*What you have to do*. Copy all lines below that use the word "desc".

*Dataset excerpts*.
......

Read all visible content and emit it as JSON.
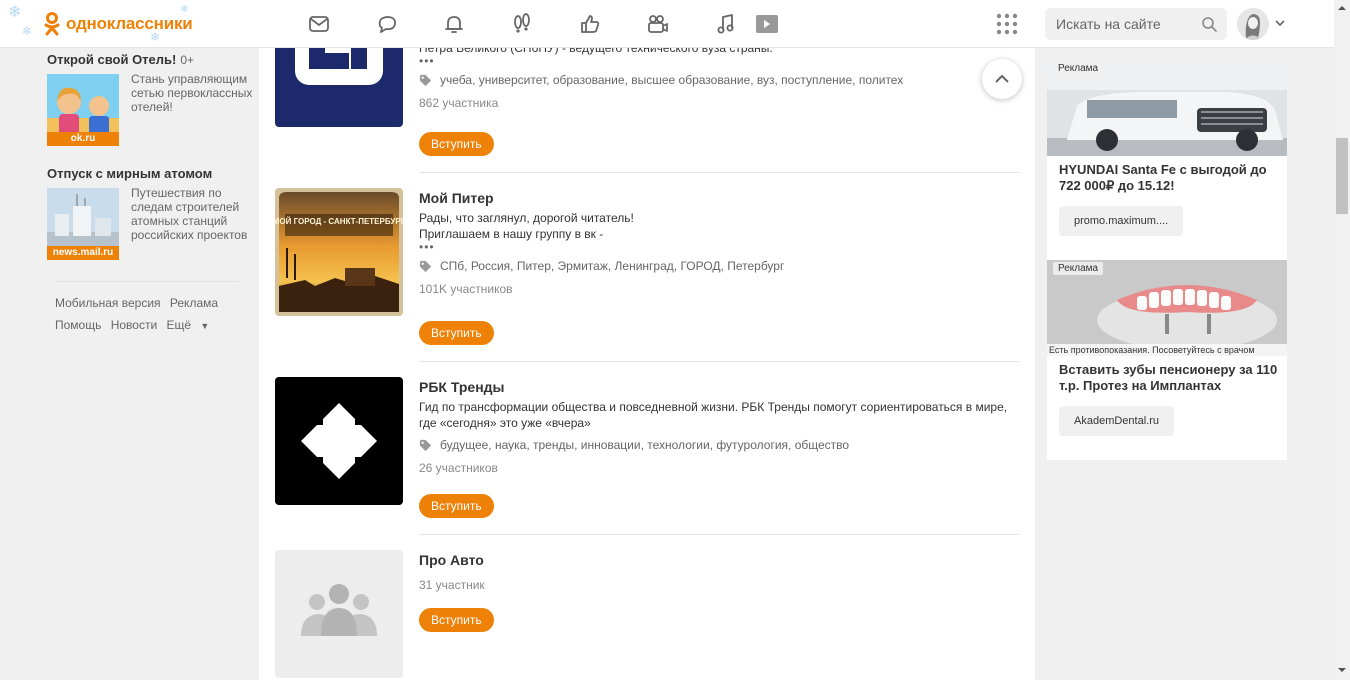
{
  "header": {
    "logo_text": "одноклассники",
    "search_placeholder": "Искать на сайте",
    "nav_icons": [
      "messages-icon",
      "discussions-icon",
      "notifications-icon",
      "guests-icon",
      "marks-icon",
      "video-icon",
      "music-icon",
      "video-play-icon"
    ]
  },
  "sidebar": {
    "promos": [
      {
        "title": "Открой свой Отель!",
        "sub": "0+",
        "source": "ok.ru",
        "desc": "Стань управляющим сетью первоклассных отелей!"
      },
      {
        "title": "Отпуск с мирным атомом",
        "source": "news.mail.ru",
        "desc": "Путешествия по следам строителей атомных станций российских проектов"
      }
    ],
    "footer_links": [
      "Мобильная версия",
      "Реклама",
      "Помощь",
      "Новости",
      "Ещё"
    ]
  },
  "groups": [
    {
      "name": "",
      "desc": "Петра Великого (СПбПУ) - ведущего технического вуза страны.",
      "tags": "учеба, университет, образование, высшее образование, вуз, поступление, политех",
      "members": "862 участника",
      "join": "Вступить"
    },
    {
      "name": "Мой Питер",
      "desc": "Рады, что заглянул, дорогой читатель!\nПриглашаем в нашу группу в вк -",
      "image_text": "МОЙ ГОРОД - САНКТ-ПЕТЕРБУРГ",
      "tags": "СПб, Россия, Питер, Эрмитаж, Ленинград, ГОРОД, Петербург",
      "members": "101K участников",
      "join": "Вступить"
    },
    {
      "name": "РБК Тренды",
      "desc": "Гид по трансформации общества и повседневной жизни. РБК Тренды помогут сориентироваться в мире, где «сегодня» это уже «вчера»",
      "tags": "будущее, наука, тренды, инновации, технологии, футурология, общество",
      "members": "26 участников",
      "join": "Вступить"
    },
    {
      "name": "Про Авто",
      "members": "31 участник",
      "join": "Вступить"
    }
  ],
  "ads": [
    {
      "label": "Реклама",
      "title": "HYUNDAI Santa Fe с выгодой до 722 000₽ до 15.12!",
      "link": "promo.maximum...."
    },
    {
      "label": "Реклама",
      "note": "Есть противопоказания. Посоветуйтесь с врачом",
      "title": "Вставить зубы пенсионеру за 110 т.р. Протез на Имплантах",
      "link": "AkademDental.ru"
    }
  ],
  "colors": {
    "accent": "#ee8208",
    "page_bg": "#f0f0f0"
  }
}
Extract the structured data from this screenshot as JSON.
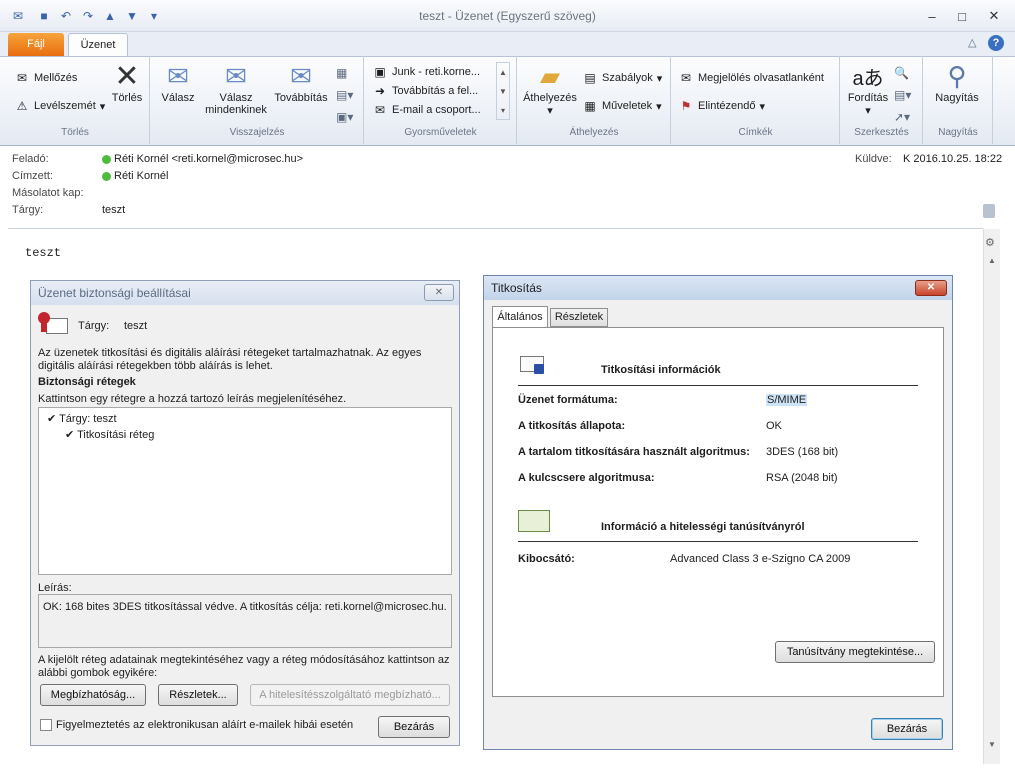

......

*Answer to this exercise*.
        "desc": "Стань управляющим сетью первоклассных отелей!"
        "desc": "Путешествия по следам строителей атомных станций российских проектов"
      "desc": "Петра Великого (СПбПУ) - ведущего технического вуза страны.",
      "desc": "Рады, что заглянул, дорогой читатель!\nПриглашаем в нашу группу в вк -",
      "desc": "Гид по трансформации общества и повседневной жизни. РБК Тренды помогут сориентироваться в мире, где «сегодня» это уже «вчера»",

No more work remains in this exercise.